Buy Acumobility products on this site!

Your sponsors don’t need to be affiliated with the sport. They can be, but it’s not necessary. Any local business or national business can be a sponsor and they can give you product or cash or both. Kayem Foods sponsors us every year and donates a ton of food for us to prepare and sell. They are not affiliated with strongman, but everyone needs to eat. It’s good PR for them and cheap marketing. and Spud Inc. also sponsor every year. They are affiliated with the sport. You get the idea.

Approach every business you can. If they can’t give you a check, they can give you a gift certificate or product to give away. Think local places like car washes, sub shops, and pizza places. You can add that stuff to the prizes, raffle it off, or even donate it to your charity.
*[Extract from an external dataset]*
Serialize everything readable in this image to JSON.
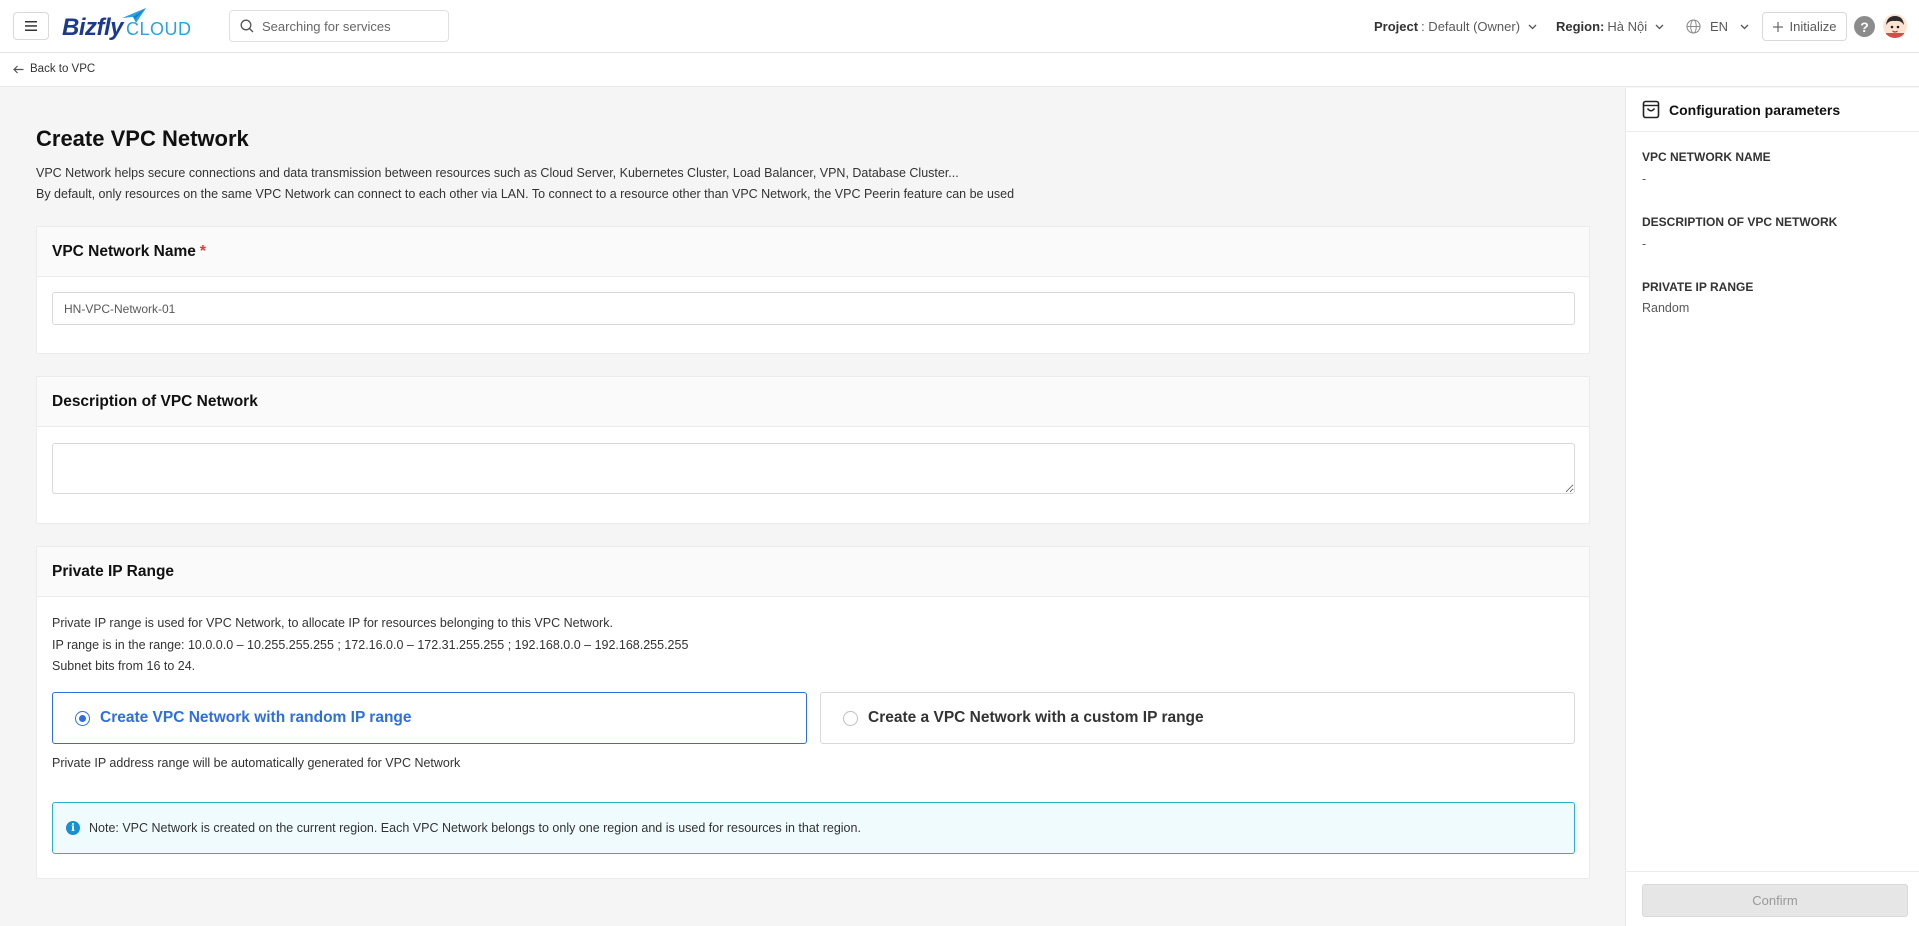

Step 3: You will need t-shirts and posters.

A good graphic designer is invaluable here. Luckily I have a great one, and he donates the work as his gift to the sport and the charity. If you need graphics, email me and I’ll hook you up (not free).

TPS Trophy

Step 4: You need trophies. 

Awesome trophies set you apart from other shows. Many people say they don’t compete for trophies (I never did), but a 30-pound, two-foot trophy doesn’t suck to get. Set yourself apart by not skimping here.

Step 5: Get a sanction.

You also should get a sanction from a legitimate organization; we are with Strongman Corp (formerly NAS). Getting sanctioned gives you legitimacy, allows the athletes to qualify for Nationals, and gets you cheap insurance. You need insurance.

Step 6: You need paperwork and promotion.

You need applications/waivers, registrations, and an event page on your site and on Facebook. In the past, we used a mail-in system with checks for registrations, but that’s so 2015. This year we switched to 100% online registrations with no exception.

You can easily do this with many sites like Paypal if you don’t have your own e-commerce site. This is without question the only way to go. Everything is there for you in one place in an easy-to-track spot. Pick an entry deadline and don’t deviate from it. Ever.

Yes, you will get at least five people begging you to let them in because their cat died or they had to wash their hair and didn’t get a chance to register. Well, my event is posted at least six months in advance. You had time.

If you allow on one late entry, you have to allow everyone. You then set a precedent and your show will be a mess. As a promoter, you need to order supplies, shirts, trophies, setup your lanes, and make sure you have enough equipment and more. Not knowing how many people you have in advance will cause your show to run for 15 hours, or cause you to overspend on things you don’t need, like trophies for classes that are not full. Set a deadline and stick to it.

That's it for part one. In the next article, I'll go over what to do for the show itself.